Burke said the debate is a “quintessentially kitchen table issue,” and the way the standards were implemented—by top down cash incentives from the Obama education department—made everyday parents feel like they didn’t have a choice in what their children were learning in schools. The development of the standards was initiated by state governments, and the Every Student Succeeds Act now forbids federal involvement in the adoption of standards.
Burke urged states to readopt their pre-Common Core standards, and strengthen them by picking and choosing from successful ingredients used in other states.
“The water is warm” for states that want to go back, she said, particularly now that states are no longer beholden to “bean-counters” in Washington.
Furthermore she argued that the results of the National Assessment of Education Progress (NAEP), which is administered to a cross-section of students nationally by the federal education department, should be enough to compare student achievement across states.
Despite the study’s finding that most district officials used feedback from the assessments to revise their curriculum or instructional strategies, Burke said that the focus on improving test scores “comes at the expense of innovation in other areas”
Burke believes that with more freedom, districts would move to higher tech adaptable tests that provide instant feedback for teachers. Some districts are already moving toward ed-tech powered personalized learning in their day-to-day instruction.
Concerns over rigid testing regimes are not new. Under ESSA, Congress appropriated over $377 million in Title I part B dollars that would go toward allowing states to explore innovative assessment models.
While some states have flirted with the idea of innovative testing, such as giving students periodic “formative” tests throughout the year and collapsing the results to glean a “summative” score by the end of the year, no state has ever implemented such a policy at scale.
In an interview, Catherine Brown, at the liberal Center for American Progress, disagreed with many of the criticisms Burke articulated.

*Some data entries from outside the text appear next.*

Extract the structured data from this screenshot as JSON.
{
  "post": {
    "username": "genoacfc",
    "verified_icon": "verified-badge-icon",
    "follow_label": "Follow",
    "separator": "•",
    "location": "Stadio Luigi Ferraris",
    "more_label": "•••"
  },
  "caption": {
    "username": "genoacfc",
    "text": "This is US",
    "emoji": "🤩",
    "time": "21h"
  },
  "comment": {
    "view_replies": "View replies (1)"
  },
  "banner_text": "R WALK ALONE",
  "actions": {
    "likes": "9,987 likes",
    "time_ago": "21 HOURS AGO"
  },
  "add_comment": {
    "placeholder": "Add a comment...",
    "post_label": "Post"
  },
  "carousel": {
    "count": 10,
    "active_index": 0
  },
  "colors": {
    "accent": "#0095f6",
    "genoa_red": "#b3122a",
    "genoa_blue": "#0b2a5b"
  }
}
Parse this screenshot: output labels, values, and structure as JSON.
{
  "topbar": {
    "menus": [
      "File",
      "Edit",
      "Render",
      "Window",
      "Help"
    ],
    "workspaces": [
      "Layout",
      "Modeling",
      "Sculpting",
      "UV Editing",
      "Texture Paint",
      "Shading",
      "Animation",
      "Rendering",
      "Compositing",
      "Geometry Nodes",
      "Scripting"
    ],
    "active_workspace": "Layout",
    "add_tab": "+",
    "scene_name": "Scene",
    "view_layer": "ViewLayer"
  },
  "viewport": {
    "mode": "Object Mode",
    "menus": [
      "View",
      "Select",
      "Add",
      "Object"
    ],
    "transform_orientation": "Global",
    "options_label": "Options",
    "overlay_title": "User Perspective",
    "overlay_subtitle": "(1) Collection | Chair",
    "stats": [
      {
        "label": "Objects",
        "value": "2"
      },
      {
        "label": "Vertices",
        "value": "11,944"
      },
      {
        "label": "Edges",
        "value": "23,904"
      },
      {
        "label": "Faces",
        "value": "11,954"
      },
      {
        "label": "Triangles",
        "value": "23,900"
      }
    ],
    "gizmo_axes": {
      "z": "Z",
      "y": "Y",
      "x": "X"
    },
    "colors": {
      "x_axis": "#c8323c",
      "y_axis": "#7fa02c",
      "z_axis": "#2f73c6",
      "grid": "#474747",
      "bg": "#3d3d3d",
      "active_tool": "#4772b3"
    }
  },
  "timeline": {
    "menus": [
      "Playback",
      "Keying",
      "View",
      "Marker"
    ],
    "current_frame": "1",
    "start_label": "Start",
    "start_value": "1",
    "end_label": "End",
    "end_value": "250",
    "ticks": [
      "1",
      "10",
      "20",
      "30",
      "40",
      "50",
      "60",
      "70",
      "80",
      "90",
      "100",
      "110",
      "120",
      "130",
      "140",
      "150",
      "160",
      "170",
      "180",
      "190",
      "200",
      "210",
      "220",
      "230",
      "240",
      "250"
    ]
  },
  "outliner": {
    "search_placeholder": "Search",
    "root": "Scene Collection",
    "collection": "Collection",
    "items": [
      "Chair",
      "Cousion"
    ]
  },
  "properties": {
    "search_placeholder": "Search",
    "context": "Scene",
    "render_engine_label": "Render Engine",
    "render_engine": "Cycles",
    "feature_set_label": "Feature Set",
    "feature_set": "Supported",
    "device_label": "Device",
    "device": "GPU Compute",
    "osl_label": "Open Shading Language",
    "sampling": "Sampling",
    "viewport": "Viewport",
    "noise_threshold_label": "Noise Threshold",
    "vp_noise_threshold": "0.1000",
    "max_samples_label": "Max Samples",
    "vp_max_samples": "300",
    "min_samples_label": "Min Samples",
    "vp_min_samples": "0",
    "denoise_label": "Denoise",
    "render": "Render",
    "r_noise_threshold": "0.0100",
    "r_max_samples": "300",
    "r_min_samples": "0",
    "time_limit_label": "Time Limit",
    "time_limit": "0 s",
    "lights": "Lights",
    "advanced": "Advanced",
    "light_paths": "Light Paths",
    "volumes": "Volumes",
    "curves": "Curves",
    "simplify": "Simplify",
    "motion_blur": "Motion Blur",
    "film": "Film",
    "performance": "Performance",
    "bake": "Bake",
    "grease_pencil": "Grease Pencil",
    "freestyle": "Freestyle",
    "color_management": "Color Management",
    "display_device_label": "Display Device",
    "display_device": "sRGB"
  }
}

Brown, who supports Common Core along with the PARCC and Smarter Balanced testing consortia, called the standards movement “a long term play” and that the education system “will continue to reap rewards for years to come.”
Brown also opposes state efforts to readopt their previous standards and earlier assessments, most of which she said are less rigorous.
She said that the infrastructure for the new standards is still being installed. College teacher preparation programs are still getting used to the standards and professional development programs are in continuous evolution, she said.
Brown expects that many of the Common Core’s benefits will be seen once a new generation of educators taught under the standards graduate college and start teaching them to younger students.
She expects the results from surveys, like the CEP study released today, will gradually show stronger support from all stakeholders in the future.
Brown also disagreed with Burke’s argument that the NAEP is sufficient for comparing student achievement across different regions of the country.
While the NAEP is a useful tool, she argued that the Common Core-aligned tests that are administered to nearly every student offer the valuable chance to break out results by demographic subgroups and the ability to compare individual schools across districts and states.
Those results aren’t just important for policy-makers she said, but also for parents trying to decide where to place their children and state officials trying to decide where to allocate resources or stage interventions.
Much of the political opposition to Common Core, including from the new administration, is “uninformed,” she said.
The Common Core lays out a set of high-level concepts that students should know as they progress through primary and secondary school, said Brown.
“There is a huge amount of room for innovation as you execute lessons.”